→ ASSIGNMENT
Which lines of the listing hold the string "your"? Copy those lines.

→ INFORMATION GIVEN
******************************
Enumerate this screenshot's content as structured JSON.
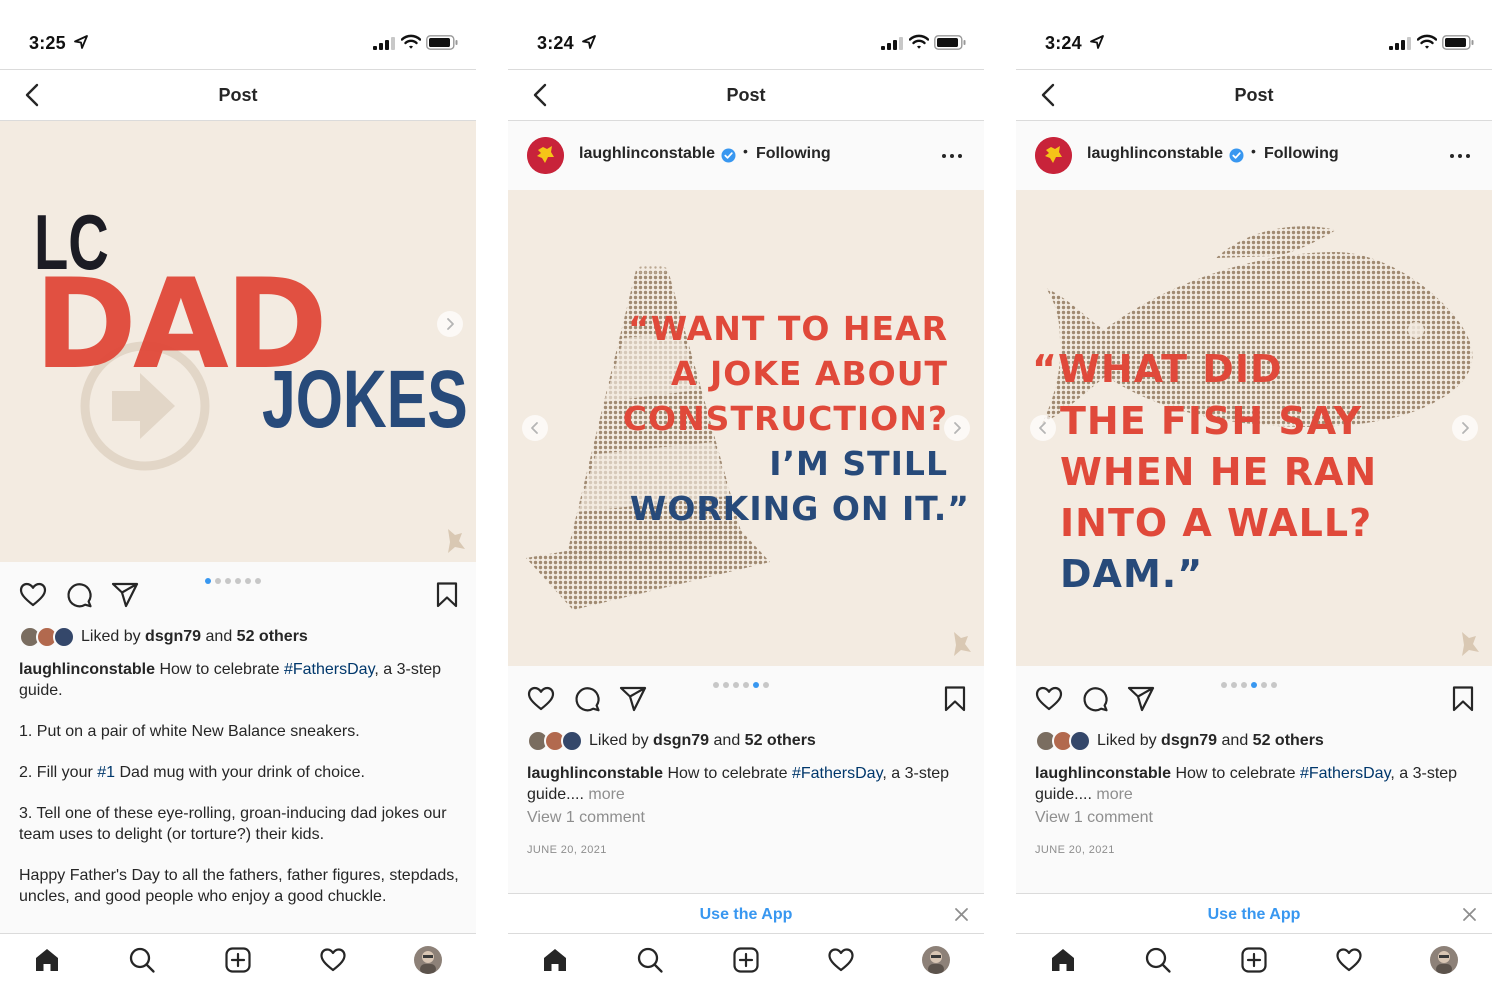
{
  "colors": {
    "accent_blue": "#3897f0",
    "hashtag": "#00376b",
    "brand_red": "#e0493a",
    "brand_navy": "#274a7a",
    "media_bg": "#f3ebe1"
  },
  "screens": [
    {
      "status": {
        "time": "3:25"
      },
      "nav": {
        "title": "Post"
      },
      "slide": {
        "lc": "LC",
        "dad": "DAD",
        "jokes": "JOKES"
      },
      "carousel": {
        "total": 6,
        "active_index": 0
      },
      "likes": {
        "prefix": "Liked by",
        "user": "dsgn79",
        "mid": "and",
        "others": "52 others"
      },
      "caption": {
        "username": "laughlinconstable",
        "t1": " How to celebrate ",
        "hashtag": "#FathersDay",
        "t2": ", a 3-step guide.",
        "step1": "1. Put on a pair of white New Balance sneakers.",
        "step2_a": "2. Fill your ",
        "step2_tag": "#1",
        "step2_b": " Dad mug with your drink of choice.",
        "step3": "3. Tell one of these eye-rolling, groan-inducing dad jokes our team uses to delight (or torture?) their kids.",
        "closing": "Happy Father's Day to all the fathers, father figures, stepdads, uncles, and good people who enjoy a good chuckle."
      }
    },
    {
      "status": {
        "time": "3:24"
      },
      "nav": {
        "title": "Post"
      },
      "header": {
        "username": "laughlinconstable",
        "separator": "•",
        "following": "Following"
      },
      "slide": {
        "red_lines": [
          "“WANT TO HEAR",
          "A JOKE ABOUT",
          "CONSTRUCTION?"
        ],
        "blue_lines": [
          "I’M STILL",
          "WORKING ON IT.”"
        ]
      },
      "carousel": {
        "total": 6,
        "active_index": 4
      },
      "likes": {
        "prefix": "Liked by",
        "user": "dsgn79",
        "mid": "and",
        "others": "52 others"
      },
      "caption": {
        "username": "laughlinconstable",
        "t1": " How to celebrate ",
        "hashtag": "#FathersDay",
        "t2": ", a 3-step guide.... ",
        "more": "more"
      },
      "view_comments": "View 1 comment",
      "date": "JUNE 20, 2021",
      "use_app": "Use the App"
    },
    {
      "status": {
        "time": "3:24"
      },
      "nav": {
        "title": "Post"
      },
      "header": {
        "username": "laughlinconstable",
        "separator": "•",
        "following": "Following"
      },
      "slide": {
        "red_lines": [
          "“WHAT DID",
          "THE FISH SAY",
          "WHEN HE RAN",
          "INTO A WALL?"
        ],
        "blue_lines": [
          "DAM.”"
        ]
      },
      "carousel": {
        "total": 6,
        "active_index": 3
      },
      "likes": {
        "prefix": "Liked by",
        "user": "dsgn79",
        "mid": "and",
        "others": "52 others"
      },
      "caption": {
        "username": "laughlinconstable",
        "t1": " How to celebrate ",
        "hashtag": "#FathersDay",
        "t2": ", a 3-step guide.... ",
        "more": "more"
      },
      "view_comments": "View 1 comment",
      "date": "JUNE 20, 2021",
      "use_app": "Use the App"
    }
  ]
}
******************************
→ RESPONSE AREA
        "step2_a": "2. Fill your ",
        "step2_b": " Dad mug with your drink of choice.",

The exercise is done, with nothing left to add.